[dropcap]T[/dropcap]he journey to success is a bladed jaunt, with both allies and foes playing double roles as either motivators or distractors depending on where you place them. Commonly, foes are referred to as ‘haters’ and many people advise that they should be ignored completely for anyone who wants to succeed.
Haters come out in form of criticism, trying to correct what you are doing. According to Vincent Mwelii, a Kitui-based businessman, criticism is self-hate turned outward. “I believe hate is often a sign of weakness, envy and fear. Haters hate on you because you are doing what they cannot, will not or are too afraid to attempt,” says Mr Mwelii, reiterating Frank White’s rule number one on hate:“You have it, I want it, I hate you for having it.”
“There is one way to avoid having haters. Sit on the sidelines, do nothing, don’t set goals, be average and no one will judge you. Criticism is the price you pay for taking your business to the big time,” adds Mwelii.
On the flip side of haters, there is a golden personality depending on your attitude. A friend will just wow on the steps you are taking towards success, but a hater will point out the mistakes you are making and help you make your journey better. They will even go an extra mile to tell you where you might fall and how you can avoid it. If you ignore them completely, you will never know when you are doing it wrong and the time you should improve. You cannot depend on friends for this. Aren’t they good people, offering consultation services pro bono?

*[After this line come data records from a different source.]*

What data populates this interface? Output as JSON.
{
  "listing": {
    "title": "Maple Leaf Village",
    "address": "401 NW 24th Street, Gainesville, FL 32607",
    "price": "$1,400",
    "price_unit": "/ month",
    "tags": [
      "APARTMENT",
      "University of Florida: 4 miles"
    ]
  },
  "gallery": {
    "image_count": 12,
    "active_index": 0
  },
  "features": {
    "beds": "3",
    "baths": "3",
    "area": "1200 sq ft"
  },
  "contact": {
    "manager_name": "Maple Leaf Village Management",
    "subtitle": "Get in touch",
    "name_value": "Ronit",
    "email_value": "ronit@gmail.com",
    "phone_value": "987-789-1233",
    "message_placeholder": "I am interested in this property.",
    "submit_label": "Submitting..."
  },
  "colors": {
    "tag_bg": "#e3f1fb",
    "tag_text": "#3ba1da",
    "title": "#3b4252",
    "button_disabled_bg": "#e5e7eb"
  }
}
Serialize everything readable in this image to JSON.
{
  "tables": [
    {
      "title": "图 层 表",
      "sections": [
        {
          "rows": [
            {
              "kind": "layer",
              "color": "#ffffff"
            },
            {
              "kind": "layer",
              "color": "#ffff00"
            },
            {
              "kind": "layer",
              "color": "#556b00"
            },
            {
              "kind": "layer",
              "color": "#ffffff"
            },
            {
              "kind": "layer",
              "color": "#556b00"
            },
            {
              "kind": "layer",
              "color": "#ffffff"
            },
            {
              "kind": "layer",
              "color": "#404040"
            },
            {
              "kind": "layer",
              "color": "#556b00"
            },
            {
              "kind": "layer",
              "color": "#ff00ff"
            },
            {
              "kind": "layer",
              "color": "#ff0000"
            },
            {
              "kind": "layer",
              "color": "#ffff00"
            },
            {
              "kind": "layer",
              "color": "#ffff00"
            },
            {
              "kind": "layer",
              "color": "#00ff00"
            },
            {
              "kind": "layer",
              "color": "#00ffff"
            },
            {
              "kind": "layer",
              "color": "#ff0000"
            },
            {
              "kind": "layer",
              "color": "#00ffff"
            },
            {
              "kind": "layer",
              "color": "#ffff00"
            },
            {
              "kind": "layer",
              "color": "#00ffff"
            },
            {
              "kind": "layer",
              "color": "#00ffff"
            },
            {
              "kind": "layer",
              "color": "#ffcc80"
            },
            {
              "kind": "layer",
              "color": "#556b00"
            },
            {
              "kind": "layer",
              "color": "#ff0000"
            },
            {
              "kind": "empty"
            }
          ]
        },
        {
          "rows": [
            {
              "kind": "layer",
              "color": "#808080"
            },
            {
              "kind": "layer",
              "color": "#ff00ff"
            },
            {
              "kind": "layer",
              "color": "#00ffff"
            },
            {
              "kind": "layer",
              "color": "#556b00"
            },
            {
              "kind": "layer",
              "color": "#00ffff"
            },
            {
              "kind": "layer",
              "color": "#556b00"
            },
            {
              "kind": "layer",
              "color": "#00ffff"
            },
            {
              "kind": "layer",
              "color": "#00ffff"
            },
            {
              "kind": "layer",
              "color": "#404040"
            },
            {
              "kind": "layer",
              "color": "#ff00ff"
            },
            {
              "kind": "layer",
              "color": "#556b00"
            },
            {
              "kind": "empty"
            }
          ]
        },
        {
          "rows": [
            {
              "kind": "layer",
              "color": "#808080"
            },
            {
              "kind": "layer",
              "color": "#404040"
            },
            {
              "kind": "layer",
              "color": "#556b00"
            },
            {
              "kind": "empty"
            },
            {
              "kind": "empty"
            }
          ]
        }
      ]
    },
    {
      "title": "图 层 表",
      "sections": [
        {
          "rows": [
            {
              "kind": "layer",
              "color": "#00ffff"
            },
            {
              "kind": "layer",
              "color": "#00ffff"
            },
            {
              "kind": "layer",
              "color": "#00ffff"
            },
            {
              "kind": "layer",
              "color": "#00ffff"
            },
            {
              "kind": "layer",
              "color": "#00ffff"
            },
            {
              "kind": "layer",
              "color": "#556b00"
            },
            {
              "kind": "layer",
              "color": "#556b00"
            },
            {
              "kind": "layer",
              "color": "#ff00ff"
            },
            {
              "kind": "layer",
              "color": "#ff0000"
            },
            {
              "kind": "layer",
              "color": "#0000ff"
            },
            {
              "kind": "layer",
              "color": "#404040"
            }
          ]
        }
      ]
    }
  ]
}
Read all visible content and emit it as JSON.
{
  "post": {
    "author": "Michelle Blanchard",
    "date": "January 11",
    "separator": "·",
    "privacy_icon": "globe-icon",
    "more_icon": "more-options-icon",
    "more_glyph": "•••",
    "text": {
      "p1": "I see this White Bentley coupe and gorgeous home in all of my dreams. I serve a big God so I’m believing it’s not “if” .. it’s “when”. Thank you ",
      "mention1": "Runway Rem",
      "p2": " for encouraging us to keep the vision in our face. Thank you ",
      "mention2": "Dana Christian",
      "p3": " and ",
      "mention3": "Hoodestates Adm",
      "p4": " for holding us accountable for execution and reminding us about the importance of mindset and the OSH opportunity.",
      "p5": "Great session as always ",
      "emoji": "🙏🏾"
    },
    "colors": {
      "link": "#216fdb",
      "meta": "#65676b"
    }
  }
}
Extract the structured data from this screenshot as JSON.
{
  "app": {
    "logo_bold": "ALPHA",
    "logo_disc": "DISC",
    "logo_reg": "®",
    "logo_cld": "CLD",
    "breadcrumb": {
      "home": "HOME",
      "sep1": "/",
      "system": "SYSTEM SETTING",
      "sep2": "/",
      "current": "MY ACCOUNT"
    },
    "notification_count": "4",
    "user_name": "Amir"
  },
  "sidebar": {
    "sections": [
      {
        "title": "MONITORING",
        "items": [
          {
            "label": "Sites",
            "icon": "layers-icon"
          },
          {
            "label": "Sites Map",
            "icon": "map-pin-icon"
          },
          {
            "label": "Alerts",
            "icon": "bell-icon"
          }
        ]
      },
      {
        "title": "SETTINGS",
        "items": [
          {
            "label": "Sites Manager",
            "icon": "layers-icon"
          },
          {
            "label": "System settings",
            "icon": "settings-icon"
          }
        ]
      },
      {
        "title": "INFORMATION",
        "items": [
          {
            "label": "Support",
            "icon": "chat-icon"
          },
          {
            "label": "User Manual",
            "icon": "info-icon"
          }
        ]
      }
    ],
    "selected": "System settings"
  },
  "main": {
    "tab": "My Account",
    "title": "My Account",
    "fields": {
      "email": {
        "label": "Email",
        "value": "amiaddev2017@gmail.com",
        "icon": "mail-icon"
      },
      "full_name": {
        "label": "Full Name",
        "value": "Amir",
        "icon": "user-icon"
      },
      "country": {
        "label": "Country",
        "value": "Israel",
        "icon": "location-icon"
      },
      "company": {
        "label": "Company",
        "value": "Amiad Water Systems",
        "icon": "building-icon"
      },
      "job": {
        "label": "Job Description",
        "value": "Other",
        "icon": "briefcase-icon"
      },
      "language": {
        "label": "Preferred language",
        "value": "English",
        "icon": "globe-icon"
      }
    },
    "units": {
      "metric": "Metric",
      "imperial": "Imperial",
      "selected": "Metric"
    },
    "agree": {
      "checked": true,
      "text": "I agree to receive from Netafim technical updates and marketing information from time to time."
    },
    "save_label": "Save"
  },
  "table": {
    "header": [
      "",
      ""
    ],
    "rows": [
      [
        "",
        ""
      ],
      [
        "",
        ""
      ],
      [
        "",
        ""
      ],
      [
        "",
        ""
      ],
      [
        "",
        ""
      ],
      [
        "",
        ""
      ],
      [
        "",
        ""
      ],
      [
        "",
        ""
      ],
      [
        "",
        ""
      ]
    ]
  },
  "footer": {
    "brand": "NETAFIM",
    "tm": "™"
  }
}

Mr Mwelii says, “Haters are natural part of your business. When you are new there will be critics, when you are good there will be haters and when you are excellent they will turn into admirers.” By the time they become admirers, they will have forgotten that they were part of the journey.
Haters follow success like a shadow, always looking to overshadow your efforts, but the brighter you shine the bitter they become. An amazing thing about haters is that they never tire and they will keep digging for mistakes. Instead of hating back, appreciate them. They are in a way one of the greatest forms of feedback, as Mwelii puts it.
Dan Scotti, one of the most read motivational writers, says: “Receiving criticism, even from a bona fide hater, will provoke a pair of responses: You’ll either bounce back or bounce backwards. That decision is up to you.”
Most studies done in Kenya reveal that 90% of startups fail in Kenya. So many reasons are given but giving a deaf ear to criticism is rarely given as a genesis of failure. From case studies, most successful business ventures give attention to haters to better their services. This does not mean that they take heed to their (haters) every point of criticism.
This reveals one thing, there is genuine criticisms and others done out of pure malice. Be wise and discern positive criticism and negative criticism, and use both as a stepping stone for success.
“Don’t let the sound of your haters to overwhelm you, you only give them power if you listen to what they say. Ignore the noise and and use your haters as fuel for the fire. Remember, they can doubt you, they can fight you but they will never stop you,” concludes Mwelii.